When Aimee* was pregnant with her now 14-month-old son, Leo*, she wanted to avoid having her labour induced unless there was a compelling medical reason to do so. “I’d watched (the U.S. documentary) The Business of Being Born, about how some members of the medical profession want to hurry birth along,” recalls the Brandon, Manitoba mom, “and I’d heard about the risks of induction.” Among other things, induction is linked with an increased likelihood of vacuum or forceps delivery and Caesarean section. Aimee wanted as little intervention as possible.
In the United States, one hospital has halved neonatal intensive care unit admissions for babies between 37 and 38 weeks gestation simply by instituting policies to discourage elective induction before 39 weeks. (This move is due to mounting evidence that those babies born before 39 weeks run a higher risk of various problems, including breathing difficulties.) Guidelines from the Society of Obstetricians and Gynaecologists of Canada say that induction should be considered when it is felt that the risks of waiting to go into labour naturally outweigh the potential maternal and fetal risks of induction. So is it still possible to reduce your chances of having labour induced artificially?
First, ensure your pregnancy is dated as accurately as possible—you may think you’re due when you’re only, say, 38 weeks pregnant. One of the best ways to determine this is to have an ultrasound between 11 and 14 weeks, which is when the margin for error is lowest.
“Research shows that when obstetricians, midwives or family doctors follow a policy of performing ultrasounds for dating, then the number of patients who fail to deliver near their due dates goes down,” explains Eileen Hutton, PhD, a midwife and director of midwifery education and professor of obstetrics and gynecol-ogy at McMaster University in Hamilton.
Read More: Creating a Birth Plan
Another measure that can reduce the likelihood of being induced for post-date pregnancy is something called “stretch and sweep” or “stripping the membranes”—basically an internal exam where your doctor or midwife gently “sweeps” a finger around your cervix to separate the amniotic sac surrounding the baby from the uterine wall in order to stimulate labour. Typically, this is done weekly, starting anywhere between 37 and 40 weeks.
Still pregnant past your due date?
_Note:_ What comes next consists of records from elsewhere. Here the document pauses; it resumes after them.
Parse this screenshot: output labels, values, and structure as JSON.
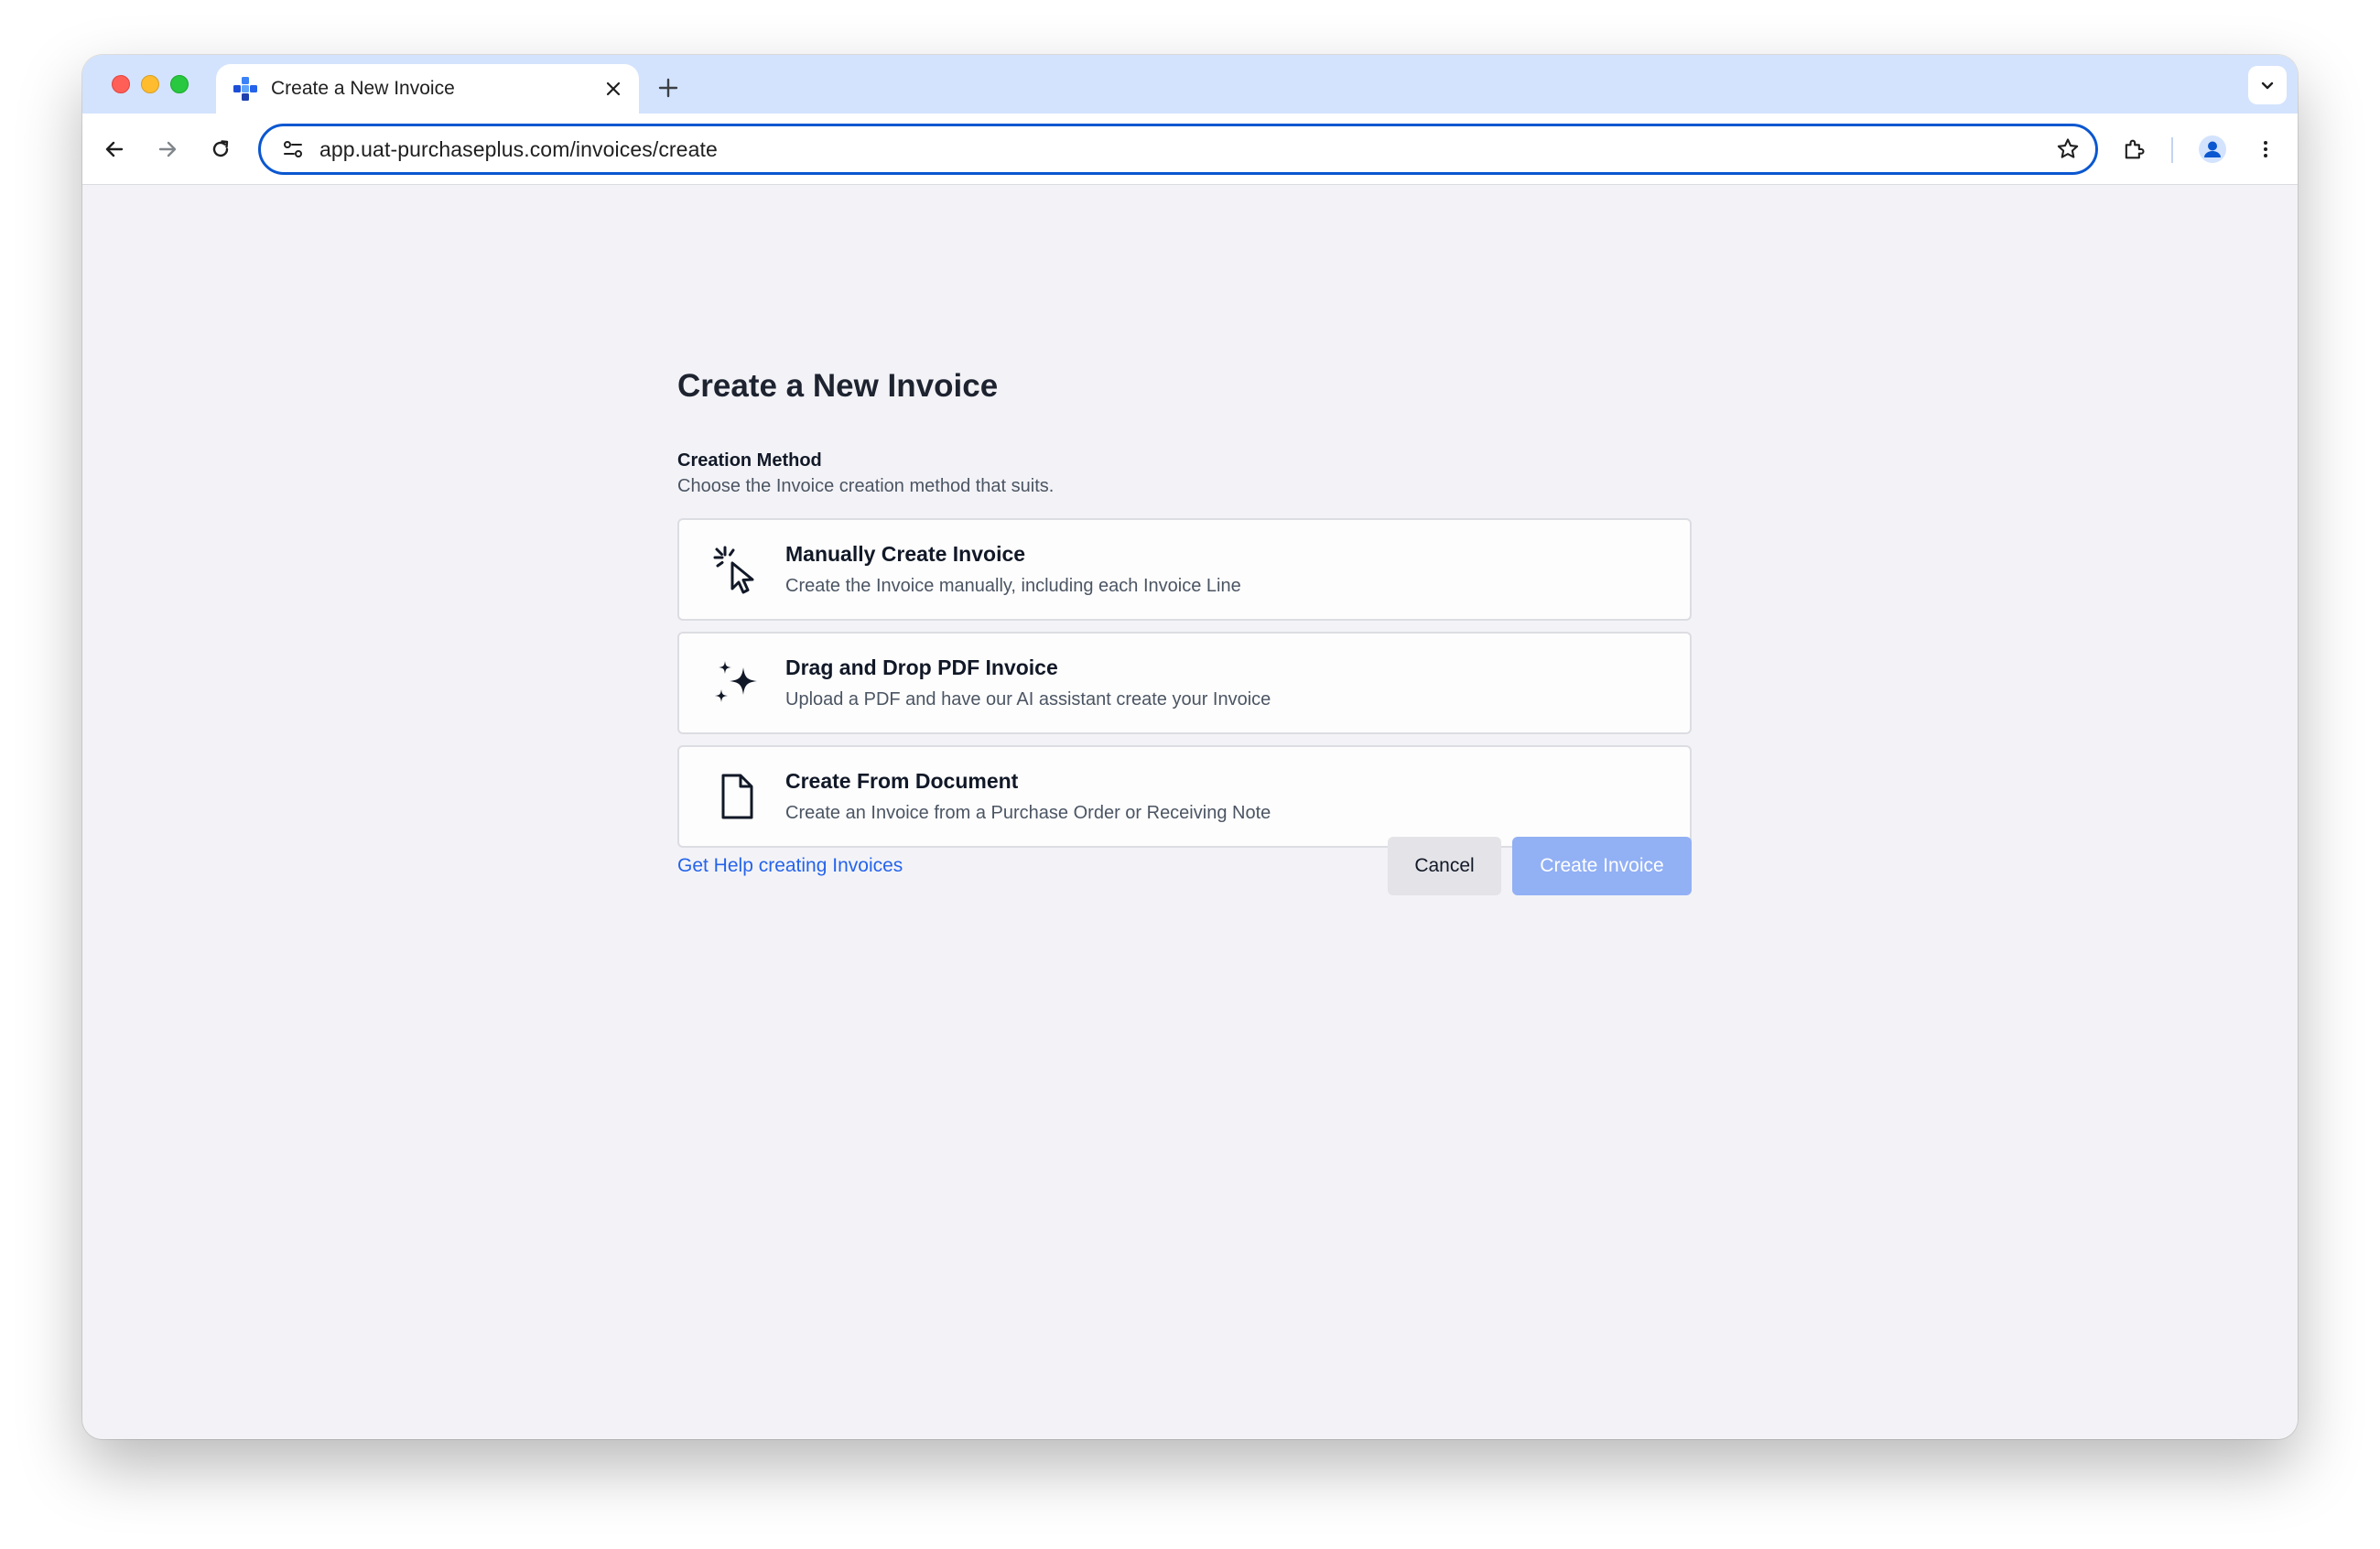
{
  "browser": {
    "tab": {
      "title": "Create a New Invoice",
      "favicon": "purchaseplus-logo"
    },
    "address_bar": {
      "url": "app.uat-purchaseplus.com/invoices/create"
    },
    "accent_color": "#0b57d0",
    "tabstrip_color": "#d3e3fd"
  },
  "page": {
    "title": "Create a New Invoice",
    "section": {
      "label": "Creation Method",
      "description": "Choose the Invoice creation method that suits."
    },
    "options": [
      {
        "icon": "cursor-click-icon",
        "title": "Manually Create Invoice",
        "description": "Create the Invoice manually, including each Invoice Line"
      },
      {
        "icon": "sparkles-icon",
        "title": "Drag and Drop PDF Invoice",
        "description": "Upload a PDF and have our AI assistant create your Invoice"
      },
      {
        "icon": "document-icon",
        "title": "Create From Document",
        "description": "Create an Invoice from a Purchase Order or Receiving Note"
      }
    ],
    "help_link": "Get Help creating Invoices",
    "buttons": {
      "cancel": "Cancel",
      "create": "Create Invoice"
    },
    "colors": {
      "link": "#2563eb",
      "primary_disabled": "#92b0f4",
      "background": "#f3f3f7"
    }
  }
}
Keep in mind that the main risk of going overdue—a slight bump in the risk of stillbirth (less than one percent)—doesn’t start rising until 42 weeks, so unless there are indications your baby isn’t doing well, you can delay (an induction can sometimes take two or more days). Until then, you can also try methods that have been suggested for generations—spicy foods, sex or going on long walks. All are said to stimulate the uterus and ultimately jump-start labour. At the very least, they will pass the time without causing any harm.
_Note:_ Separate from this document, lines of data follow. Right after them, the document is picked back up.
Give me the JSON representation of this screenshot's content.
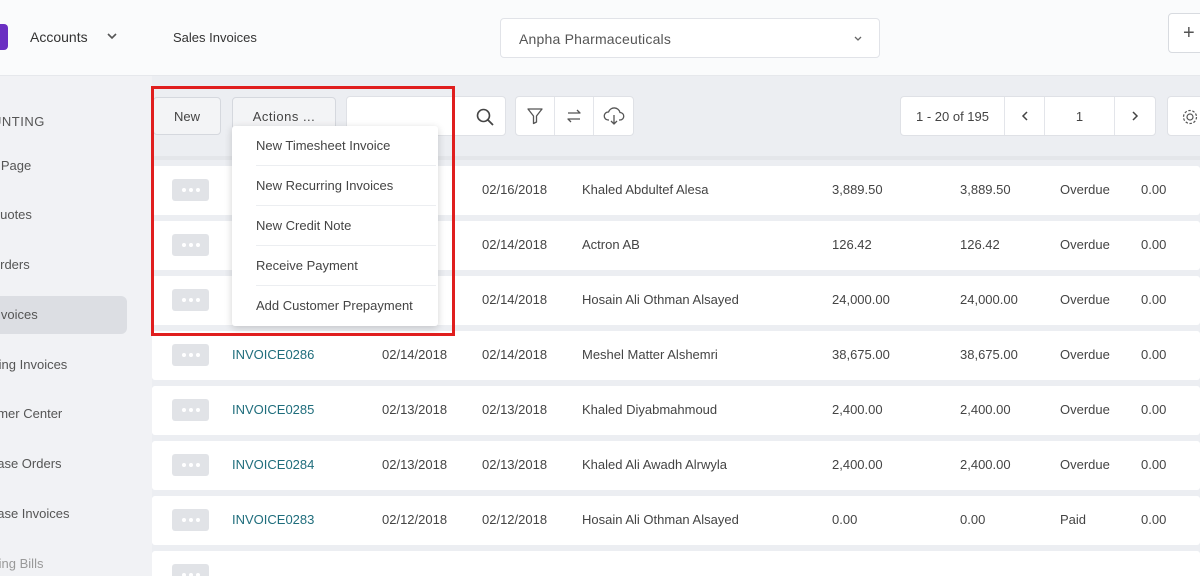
{
  "sidebar": {
    "app_name": "Accounts",
    "section_heading": "UNTING",
    "items": [
      {
        "label": "e Page"
      },
      {
        "label": " Quotes"
      },
      {
        "label": " Orders"
      },
      {
        "label": " Invoices"
      },
      {
        "label": "rring Invoices"
      },
      {
        "label": "omer Center"
      },
      {
        "label": "hase Orders"
      },
      {
        "label": "hase Invoices"
      },
      {
        "label": "rring Bills"
      }
    ],
    "active_index": 3
  },
  "header": {
    "title": "Sales Invoices",
    "company": "Anpha Pharmaceuticals",
    "plus_label": "+"
  },
  "toolbar": {
    "new_label": "New",
    "actions_label": "Actions ...",
    "search_value": "",
    "pager_range": "1 - 20 of 195",
    "page_number": "1"
  },
  "actions_menu": {
    "items": [
      "New Timesheet Invoice",
      "New Recurring Invoices",
      "New Credit Note",
      "Receive Payment",
      "Add Customer Prepayment"
    ]
  },
  "invoices": [
    {
      "number": "",
      "date": "",
      "due_date": "02/16/2018",
      "customer": "Khaled Abdultef Alesa",
      "amount": "3,889.50",
      "balance": "3,889.50",
      "status": "Overdue",
      "paid": "0.00"
    },
    {
      "number": "",
      "date": "",
      "due_date": "02/14/2018",
      "customer": "Actron AB",
      "amount": "126.42",
      "balance": "126.42",
      "status": "Overdue",
      "paid": "0.00"
    },
    {
      "number": "",
      "date": "",
      "due_date": "02/14/2018",
      "customer": "Hosain Ali Othman Alsayed",
      "amount": "24,000.00",
      "balance": "24,000.00",
      "status": "Overdue",
      "paid": "0.00"
    },
    {
      "number": "INVOICE0286",
      "date": "02/14/2018",
      "due_date": "02/14/2018",
      "customer": "Meshel Matter Alshemri",
      "amount": "38,675.00",
      "balance": "38,675.00",
      "status": "Overdue",
      "paid": "0.00"
    },
    {
      "number": "INVOICE0285",
      "date": "02/13/2018",
      "due_date": "02/13/2018",
      "customer": "Khaled Diyabmahmoud",
      "amount": "2,400.00",
      "balance": "2,400.00",
      "status": "Overdue",
      "paid": "0.00"
    },
    {
      "number": "INVOICE0284",
      "date": "02/13/2018",
      "due_date": "02/13/2018",
      "customer": "Khaled Ali Awadh Alrwyla",
      "amount": "2,400.00",
      "balance": "2,400.00",
      "status": "Overdue",
      "paid": "0.00"
    },
    {
      "number": "INVOICE0283",
      "date": "02/12/2018",
      "due_date": "02/12/2018",
      "customer": "Hosain Ali Othman Alsayed",
      "amount": "0.00",
      "balance": "0.00",
      "status": "Paid",
      "paid": "0.00"
    }
  ],
  "colors": {
    "brand": "#6a2fc2",
    "link": "#1f6d7c",
    "highlight": "#e01e1e"
  }
}
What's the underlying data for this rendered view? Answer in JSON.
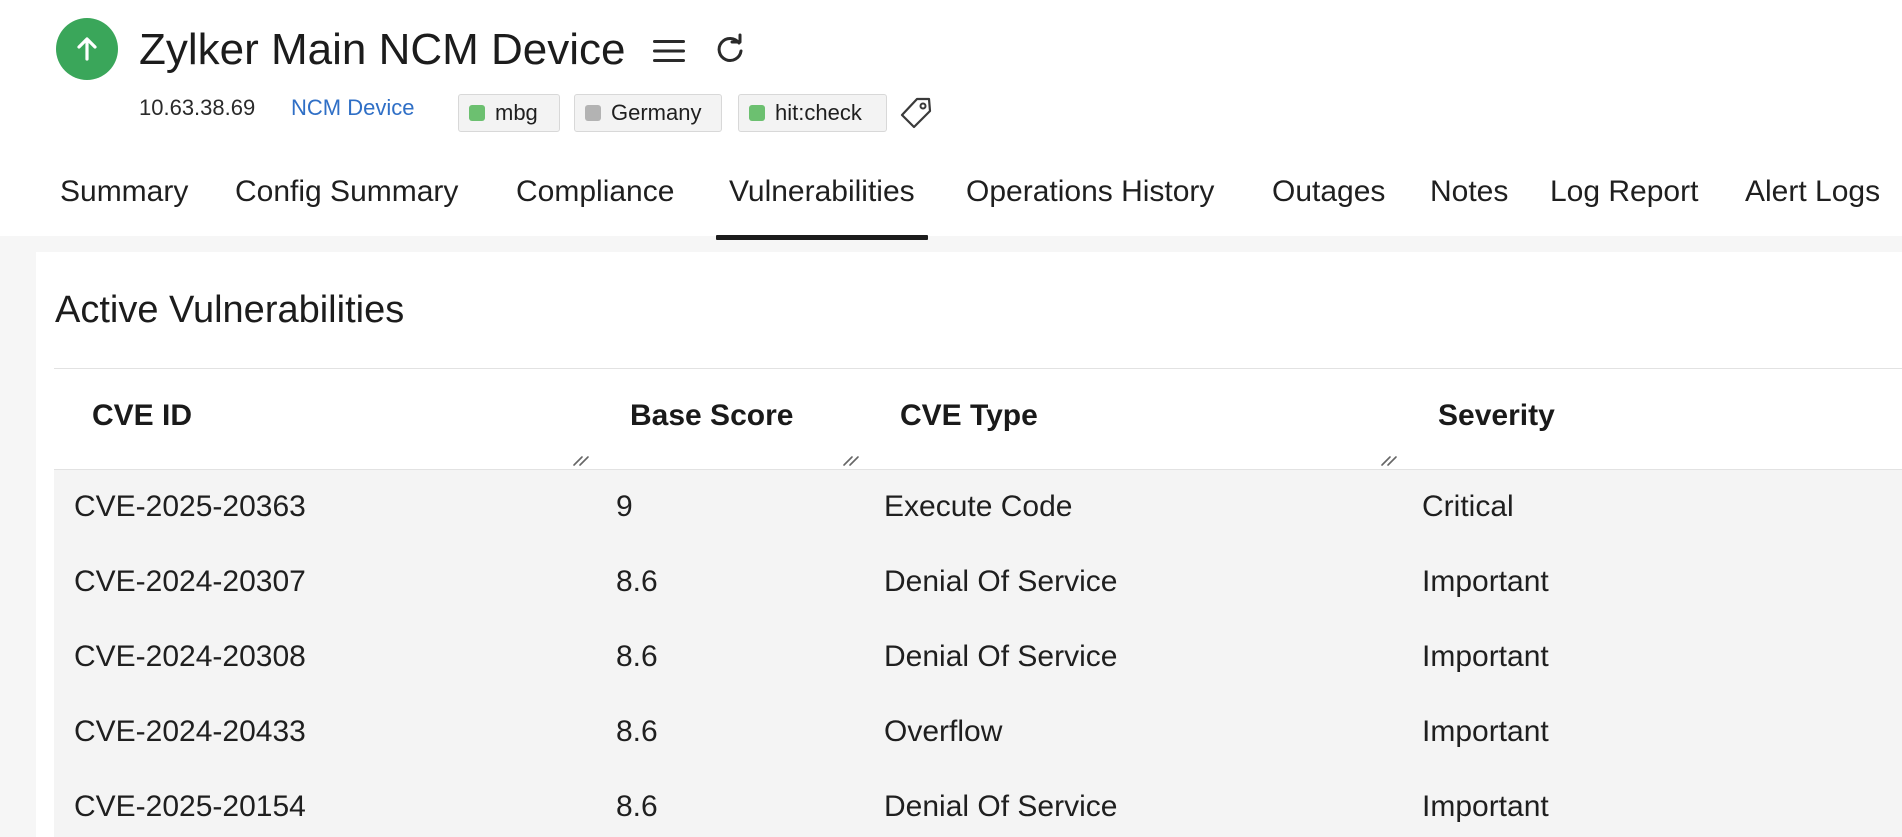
{
  "device": {
    "title": "Zylker Main NCM Device",
    "ip": "10.63.38.69",
    "type": "NCM Device",
    "status_color": "#3aa65a",
    "tags": [
      {
        "label": "mbg",
        "color": "#6cc070"
      },
      {
        "label": "Germany",
        "color": "#b3b3b3"
      },
      {
        "label": "hit:check",
        "color": "#6cc070"
      }
    ]
  },
  "icons": {
    "status": "arrow-up-icon",
    "menu": "hamburger-menu-icon",
    "refresh": "refresh-icon",
    "tag": "tag-icon"
  },
  "tabs": [
    {
      "label": "Summary"
    },
    {
      "label": "Config Summary"
    },
    {
      "label": "Compliance"
    },
    {
      "label": "Vulnerabilities",
      "active": true
    },
    {
      "label": "Operations History"
    },
    {
      "label": "Outages"
    },
    {
      "label": "Notes"
    },
    {
      "label": "Log Report"
    },
    {
      "label": "Alert Logs"
    }
  ],
  "section": {
    "title": "Active Vulnerabilities"
  },
  "table": {
    "columns": [
      "CVE ID",
      "Base Score",
      "CVE Type",
      "Severity"
    ],
    "rows": [
      {
        "cve_id": "CVE-2025-20363",
        "base_score": "9",
        "cve_type": "Execute Code",
        "severity": "Critical"
      },
      {
        "cve_id": "CVE-2024-20307",
        "base_score": "8.6",
        "cve_type": "Denial Of Service",
        "severity": "Important"
      },
      {
        "cve_id": "CVE-2024-20308",
        "base_score": "8.6",
        "cve_type": "Denial Of Service",
        "severity": "Important"
      },
      {
        "cve_id": "CVE-2024-20433",
        "base_score": "8.6",
        "cve_type": "Overflow",
        "severity": "Important"
      },
      {
        "cve_id": "CVE-2025-20154",
        "base_score": "8.6",
        "cve_type": "Denial Of Service",
        "severity": "Important"
      }
    ]
  }
}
The decision to induce may be made when your health or your baby’s health is at risk. This may include pre-eclampsia (dangerously high blood pressure in Mom), premature rupture of membranes, pre-existing medical conditions such as Type 1 diabetes, low fetal growth rate, or being at least 10 days past your due date. Worry about delivering a larger than average baby is not a good reason. “Inducing for a big baby has been proven to cause more Caesarean sections and not reduce the incidence of complications from a large baby,” says Ellen Giesbrecht, head of obstetrics and gynecology at BC Women’s Hospital & Health Centre in Vancouver.
If your caregiver raises the possibility of induction, ask questions “so that you understand the reason for the recommendation and the wiggle room you have in changing the date of the induction (if any),” says Toronto doula Amanda Spakowski. “In asking questions, parents can either better understand the reason for an induction and feel more resolved about it, or they may discover they have more time to let their body go into labour on their own.”
Ultimately, Aimee was medically induced at 41 weeks, when her previously active baby stopped moving and tests suggested he’d be better off outside the womb. “If he hadn’t stopped moving, I would have let the pregnancy go longer,” she says. Thirty-six hours later, she gave birth vaginally to her healthy baby boy.